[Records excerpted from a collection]
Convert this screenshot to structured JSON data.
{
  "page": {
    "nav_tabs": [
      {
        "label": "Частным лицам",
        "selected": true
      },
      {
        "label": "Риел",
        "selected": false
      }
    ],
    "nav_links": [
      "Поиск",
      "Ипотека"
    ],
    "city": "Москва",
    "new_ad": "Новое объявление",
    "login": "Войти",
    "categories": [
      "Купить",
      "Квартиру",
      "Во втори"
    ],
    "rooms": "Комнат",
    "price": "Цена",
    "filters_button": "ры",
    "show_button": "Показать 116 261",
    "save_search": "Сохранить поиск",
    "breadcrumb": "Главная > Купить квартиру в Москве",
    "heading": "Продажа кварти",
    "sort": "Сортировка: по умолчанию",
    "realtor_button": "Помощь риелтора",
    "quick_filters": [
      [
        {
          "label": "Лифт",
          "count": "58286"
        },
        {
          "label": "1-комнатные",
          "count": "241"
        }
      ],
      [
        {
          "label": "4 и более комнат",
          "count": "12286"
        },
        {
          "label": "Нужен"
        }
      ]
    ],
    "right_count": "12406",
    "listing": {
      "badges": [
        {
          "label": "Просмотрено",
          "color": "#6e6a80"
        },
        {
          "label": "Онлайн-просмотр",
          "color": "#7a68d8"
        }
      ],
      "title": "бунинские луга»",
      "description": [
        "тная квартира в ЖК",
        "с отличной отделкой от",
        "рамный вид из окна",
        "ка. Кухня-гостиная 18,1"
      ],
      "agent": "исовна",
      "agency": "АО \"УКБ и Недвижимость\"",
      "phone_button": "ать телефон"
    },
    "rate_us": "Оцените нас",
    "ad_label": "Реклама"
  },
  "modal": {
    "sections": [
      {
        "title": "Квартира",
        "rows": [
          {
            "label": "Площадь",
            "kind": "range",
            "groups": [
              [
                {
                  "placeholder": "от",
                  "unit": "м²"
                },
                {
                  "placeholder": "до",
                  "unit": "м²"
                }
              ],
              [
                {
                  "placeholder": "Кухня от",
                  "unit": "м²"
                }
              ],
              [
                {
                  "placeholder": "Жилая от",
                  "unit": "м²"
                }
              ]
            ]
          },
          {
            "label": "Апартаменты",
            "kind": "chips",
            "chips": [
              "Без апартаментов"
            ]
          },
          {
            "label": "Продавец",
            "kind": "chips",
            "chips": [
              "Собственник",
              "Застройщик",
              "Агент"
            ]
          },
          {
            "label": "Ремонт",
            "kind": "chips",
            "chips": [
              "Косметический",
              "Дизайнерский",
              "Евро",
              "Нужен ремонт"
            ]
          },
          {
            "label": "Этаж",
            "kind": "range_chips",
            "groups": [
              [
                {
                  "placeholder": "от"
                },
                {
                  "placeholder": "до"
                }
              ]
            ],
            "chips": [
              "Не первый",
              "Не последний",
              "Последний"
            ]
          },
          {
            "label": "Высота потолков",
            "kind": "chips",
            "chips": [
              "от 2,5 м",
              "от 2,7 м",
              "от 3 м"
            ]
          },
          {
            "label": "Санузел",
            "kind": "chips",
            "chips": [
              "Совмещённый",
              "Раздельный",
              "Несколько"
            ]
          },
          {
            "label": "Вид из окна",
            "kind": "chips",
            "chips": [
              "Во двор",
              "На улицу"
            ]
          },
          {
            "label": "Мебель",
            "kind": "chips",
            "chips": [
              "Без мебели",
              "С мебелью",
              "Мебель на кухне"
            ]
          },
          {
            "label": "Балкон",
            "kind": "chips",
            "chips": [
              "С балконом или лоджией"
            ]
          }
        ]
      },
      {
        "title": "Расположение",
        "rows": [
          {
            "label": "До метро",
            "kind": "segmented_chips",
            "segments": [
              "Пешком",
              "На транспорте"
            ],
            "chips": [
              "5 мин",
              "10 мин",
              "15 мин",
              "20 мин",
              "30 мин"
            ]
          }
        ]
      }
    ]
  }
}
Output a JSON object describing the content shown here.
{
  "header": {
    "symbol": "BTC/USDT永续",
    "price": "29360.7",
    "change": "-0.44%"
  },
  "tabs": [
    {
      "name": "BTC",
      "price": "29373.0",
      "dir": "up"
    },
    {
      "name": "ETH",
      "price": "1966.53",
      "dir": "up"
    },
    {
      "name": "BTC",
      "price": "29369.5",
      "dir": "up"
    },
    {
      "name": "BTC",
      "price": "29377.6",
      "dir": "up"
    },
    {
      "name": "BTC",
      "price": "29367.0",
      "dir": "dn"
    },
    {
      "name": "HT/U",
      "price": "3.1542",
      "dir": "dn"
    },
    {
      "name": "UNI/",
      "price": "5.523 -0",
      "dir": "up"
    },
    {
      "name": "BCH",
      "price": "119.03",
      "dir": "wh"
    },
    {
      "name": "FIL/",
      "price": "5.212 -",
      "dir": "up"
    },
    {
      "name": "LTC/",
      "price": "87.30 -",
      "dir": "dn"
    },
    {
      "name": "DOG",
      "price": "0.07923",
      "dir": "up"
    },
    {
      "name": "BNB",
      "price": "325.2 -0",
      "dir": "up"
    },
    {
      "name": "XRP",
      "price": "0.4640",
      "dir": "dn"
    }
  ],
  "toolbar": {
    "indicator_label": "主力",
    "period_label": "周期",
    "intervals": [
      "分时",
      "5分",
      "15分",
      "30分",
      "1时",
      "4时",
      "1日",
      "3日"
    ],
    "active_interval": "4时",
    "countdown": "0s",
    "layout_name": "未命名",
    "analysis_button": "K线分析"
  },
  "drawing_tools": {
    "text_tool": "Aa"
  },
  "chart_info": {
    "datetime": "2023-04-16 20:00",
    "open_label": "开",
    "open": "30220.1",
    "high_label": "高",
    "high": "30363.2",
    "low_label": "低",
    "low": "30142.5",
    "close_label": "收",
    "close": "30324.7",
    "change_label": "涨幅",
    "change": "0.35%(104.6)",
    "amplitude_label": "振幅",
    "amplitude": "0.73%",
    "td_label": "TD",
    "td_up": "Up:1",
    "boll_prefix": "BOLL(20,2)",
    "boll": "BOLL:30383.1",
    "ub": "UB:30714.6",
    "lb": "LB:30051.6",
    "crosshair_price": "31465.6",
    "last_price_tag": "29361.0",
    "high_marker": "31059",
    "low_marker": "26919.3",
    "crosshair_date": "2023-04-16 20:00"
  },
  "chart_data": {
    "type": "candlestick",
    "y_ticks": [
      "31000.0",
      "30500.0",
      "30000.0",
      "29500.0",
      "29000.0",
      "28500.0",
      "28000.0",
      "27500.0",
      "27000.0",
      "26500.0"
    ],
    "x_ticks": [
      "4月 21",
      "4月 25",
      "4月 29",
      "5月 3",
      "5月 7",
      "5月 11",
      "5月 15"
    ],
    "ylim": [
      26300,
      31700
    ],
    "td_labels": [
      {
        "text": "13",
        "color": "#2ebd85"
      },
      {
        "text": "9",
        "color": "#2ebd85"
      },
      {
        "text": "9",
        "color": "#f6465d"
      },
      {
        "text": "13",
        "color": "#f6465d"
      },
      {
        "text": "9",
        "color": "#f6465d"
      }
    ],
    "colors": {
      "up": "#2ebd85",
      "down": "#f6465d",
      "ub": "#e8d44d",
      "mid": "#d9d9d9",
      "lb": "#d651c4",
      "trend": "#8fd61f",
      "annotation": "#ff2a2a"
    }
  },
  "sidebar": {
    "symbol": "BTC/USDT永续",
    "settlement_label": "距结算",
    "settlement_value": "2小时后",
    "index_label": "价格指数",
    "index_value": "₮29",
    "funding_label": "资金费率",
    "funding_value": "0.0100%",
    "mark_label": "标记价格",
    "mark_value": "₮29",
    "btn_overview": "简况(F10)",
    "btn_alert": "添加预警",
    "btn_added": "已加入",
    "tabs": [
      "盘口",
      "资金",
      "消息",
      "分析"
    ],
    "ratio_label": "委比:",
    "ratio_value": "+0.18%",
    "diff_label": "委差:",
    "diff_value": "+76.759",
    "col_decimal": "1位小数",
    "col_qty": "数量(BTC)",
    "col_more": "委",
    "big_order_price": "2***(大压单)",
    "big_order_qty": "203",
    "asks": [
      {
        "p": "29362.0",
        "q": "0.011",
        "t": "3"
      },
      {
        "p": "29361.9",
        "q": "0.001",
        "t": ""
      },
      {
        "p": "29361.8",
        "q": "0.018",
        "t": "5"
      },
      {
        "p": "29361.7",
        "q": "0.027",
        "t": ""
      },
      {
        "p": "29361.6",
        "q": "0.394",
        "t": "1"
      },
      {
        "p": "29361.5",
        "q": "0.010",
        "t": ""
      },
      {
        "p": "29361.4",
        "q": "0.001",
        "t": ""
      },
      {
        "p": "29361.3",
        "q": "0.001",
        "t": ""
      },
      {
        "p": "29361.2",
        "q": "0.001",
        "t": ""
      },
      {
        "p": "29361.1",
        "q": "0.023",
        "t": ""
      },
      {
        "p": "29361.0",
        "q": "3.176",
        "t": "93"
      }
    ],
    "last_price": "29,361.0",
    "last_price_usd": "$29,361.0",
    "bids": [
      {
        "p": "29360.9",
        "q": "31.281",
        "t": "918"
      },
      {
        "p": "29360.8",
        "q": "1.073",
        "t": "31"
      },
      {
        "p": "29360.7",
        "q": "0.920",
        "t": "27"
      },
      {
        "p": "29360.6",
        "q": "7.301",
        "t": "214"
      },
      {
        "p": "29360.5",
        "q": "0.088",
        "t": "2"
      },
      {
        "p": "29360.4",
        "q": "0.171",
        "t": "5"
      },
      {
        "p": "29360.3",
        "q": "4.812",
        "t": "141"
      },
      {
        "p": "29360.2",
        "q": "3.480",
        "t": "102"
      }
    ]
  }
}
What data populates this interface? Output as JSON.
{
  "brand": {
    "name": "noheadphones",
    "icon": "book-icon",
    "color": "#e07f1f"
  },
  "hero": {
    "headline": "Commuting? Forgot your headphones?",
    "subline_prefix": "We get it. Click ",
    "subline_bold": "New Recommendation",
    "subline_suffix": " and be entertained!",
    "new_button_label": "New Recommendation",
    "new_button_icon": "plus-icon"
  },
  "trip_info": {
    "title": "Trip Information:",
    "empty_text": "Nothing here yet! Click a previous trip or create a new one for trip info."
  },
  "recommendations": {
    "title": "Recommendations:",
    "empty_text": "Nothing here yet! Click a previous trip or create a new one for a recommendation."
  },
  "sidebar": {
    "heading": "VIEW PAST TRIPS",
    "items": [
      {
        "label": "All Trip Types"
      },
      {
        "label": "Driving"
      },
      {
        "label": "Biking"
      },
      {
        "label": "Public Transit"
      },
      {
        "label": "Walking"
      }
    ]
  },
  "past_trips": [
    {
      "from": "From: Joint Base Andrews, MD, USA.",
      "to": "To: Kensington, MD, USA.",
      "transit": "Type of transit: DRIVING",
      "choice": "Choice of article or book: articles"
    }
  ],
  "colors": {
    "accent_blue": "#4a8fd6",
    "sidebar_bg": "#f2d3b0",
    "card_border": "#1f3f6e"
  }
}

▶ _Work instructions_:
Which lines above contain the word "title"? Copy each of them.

▶ _Reply to the exercise_:
      "title": "бунинские луга»",
        "title": "Квартира",
        "title": "Расположение",
    "title": "Trip Information:",
    "title": "Recommendations:",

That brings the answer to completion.